Note that the location, scale, and rotation property exists. In the case let’s focus on the rotation (of course :))!

In rotation, there exists the x, y, z axis. (Assume that the z axis of the blender is the y axis of the JME), there is a space with some options (As shown in arrow 1), select the Quartenion option ).

Note that a fourth axis, the “w”, has now appeared. Now the axes of the blender corresponds to the axis of the JME (Again, the z axis of the blender is the y axis of the JME).

Now, press “7” or go View → Top, to be in the top view. Select the model and press “r”, so you can rotate the object. To get more precise, after pressing “r” type “90”, for your model to be 90 °. Now notice how the values of the axes (x, y, z, w) remained.

Now in JME, change the rotation by entering the values you got in the blender (Again, the z axis of the blender is the y axis of the JME).

And order … note that the rotation was done successfully!


If you just want to create a quaternion which represents rotation for X degrees around for example Y axis, you can get one by calling:
new Quaternion().fromAngleAxis() which accepts a rotation axis and a rotation in degrees.

Btw for more experienced people, why is fromAngleAxis() not static? Why do I have to create a throwaway quaternion just to make another one?

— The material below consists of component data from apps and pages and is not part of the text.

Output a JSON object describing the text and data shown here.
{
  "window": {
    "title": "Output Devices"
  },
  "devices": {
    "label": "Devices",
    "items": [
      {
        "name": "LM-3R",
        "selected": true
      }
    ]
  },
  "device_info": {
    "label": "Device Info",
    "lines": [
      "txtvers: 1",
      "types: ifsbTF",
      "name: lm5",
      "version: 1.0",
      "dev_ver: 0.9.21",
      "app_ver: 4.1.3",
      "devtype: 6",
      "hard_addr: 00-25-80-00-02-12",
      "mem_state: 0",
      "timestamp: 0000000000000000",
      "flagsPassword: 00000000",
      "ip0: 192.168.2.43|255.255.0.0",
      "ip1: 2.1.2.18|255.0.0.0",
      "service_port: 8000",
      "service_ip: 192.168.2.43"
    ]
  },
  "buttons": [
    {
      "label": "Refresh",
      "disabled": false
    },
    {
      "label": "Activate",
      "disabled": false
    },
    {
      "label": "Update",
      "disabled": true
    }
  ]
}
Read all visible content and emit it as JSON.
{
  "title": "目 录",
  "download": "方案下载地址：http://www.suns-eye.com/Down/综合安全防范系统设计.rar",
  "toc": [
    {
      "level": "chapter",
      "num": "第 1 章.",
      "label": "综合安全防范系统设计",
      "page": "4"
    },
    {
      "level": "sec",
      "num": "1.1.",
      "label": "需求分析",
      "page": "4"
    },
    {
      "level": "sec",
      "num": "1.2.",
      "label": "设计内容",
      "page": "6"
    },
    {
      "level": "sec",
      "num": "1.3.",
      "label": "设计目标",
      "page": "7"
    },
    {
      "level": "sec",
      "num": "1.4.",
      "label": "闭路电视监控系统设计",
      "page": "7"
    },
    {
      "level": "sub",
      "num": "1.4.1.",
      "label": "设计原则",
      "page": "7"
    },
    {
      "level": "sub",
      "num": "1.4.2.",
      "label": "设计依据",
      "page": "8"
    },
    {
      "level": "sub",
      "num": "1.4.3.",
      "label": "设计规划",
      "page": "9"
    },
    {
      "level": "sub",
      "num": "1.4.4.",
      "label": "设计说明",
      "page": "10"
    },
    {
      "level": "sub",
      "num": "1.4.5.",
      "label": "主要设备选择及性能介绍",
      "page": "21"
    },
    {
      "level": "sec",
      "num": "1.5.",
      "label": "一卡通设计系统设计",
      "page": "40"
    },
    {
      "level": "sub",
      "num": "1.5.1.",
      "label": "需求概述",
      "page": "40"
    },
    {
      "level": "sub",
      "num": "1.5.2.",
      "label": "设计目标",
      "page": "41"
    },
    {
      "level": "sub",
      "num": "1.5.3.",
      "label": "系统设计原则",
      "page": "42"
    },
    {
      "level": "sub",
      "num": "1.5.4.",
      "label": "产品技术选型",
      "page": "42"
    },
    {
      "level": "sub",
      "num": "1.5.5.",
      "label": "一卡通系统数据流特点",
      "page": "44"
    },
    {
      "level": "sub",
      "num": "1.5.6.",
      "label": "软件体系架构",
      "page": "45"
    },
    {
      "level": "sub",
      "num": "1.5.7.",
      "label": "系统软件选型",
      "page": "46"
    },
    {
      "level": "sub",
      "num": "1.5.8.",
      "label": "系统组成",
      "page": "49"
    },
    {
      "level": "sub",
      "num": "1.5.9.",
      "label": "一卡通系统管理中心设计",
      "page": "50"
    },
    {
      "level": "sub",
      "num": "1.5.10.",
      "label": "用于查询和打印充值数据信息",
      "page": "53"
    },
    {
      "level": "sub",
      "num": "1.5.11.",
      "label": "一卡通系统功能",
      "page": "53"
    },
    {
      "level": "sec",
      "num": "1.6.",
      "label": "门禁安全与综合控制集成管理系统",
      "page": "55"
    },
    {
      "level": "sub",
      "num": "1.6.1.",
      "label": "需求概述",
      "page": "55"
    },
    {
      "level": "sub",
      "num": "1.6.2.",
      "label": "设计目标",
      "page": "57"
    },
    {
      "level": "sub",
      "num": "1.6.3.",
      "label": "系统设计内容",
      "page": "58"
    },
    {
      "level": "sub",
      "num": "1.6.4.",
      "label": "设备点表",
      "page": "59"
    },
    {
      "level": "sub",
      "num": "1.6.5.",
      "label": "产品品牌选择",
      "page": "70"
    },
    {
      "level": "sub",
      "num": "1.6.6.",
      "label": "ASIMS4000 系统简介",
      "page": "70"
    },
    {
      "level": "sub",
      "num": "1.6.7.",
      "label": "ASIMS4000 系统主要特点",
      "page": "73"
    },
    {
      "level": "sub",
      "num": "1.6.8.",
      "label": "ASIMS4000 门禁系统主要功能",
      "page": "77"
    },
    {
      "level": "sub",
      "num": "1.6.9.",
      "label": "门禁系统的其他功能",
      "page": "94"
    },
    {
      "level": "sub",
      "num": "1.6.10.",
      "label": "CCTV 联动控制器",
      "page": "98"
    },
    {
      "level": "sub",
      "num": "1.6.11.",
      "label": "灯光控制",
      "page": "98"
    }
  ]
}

Cause it invokes fromAngleNormalAxis() which is not static? And it is not static because you have to create instance somewhere not touching reference Quaternion()? (I assume)

You’re not making a throwaway one though, the one you create is the one the rotation gets applied to. It’s a local method.

To OP, if you find yourself setting quaternion values directly then you are doing something wrong.

Unless you happen to be writing low-level serialization code… you’ve made a bunch of bad choices and a bunch of bad assumptions.

Have you tried instead to apply the rotation in blender before importing in JME3? (Object -> Apply -> Rotation).

Why does it return the quaternion then?
Something confusing is going on here.

No it’s pretty much as it should be. Most Vector3f and Quaternion methods return the object for easy chaining of method calls iirc, which is quite useful all the time.


fromAngles() returns “this” so that you can easily chain things.

fromAngles() is not static so that you can avoid creating a throw-away Quaternion if you already have one… and it follows the pattern already set by a hundred other methods.

because it is:

protected float x, y, z, w;


public Quaternion() {
        x = 0;
        y = 0;
        z = 0;
        w = 1;


public Quaternion fromAngleNormalAxis(float angle, Vector3f axis) {
        if (axis.x == 0 && axis.y == 0 && axis.z == 0) {
        } else {
            float halfAngle = 0.5f * angle;
            float sin = FastMath.sin(halfAngle);
            w = FastMath.cos(halfAngle);
            x = sin * axis.x;
            y = sin * axis.y;
            z = sin * axis.z;
        return this;

@oreganBR you seriously need to see this and this. Don’t touch the Quaternions. You can (and I believe you should) rotate your models as in real life: degrees or radians. I never create Quaternionx like you do in the code.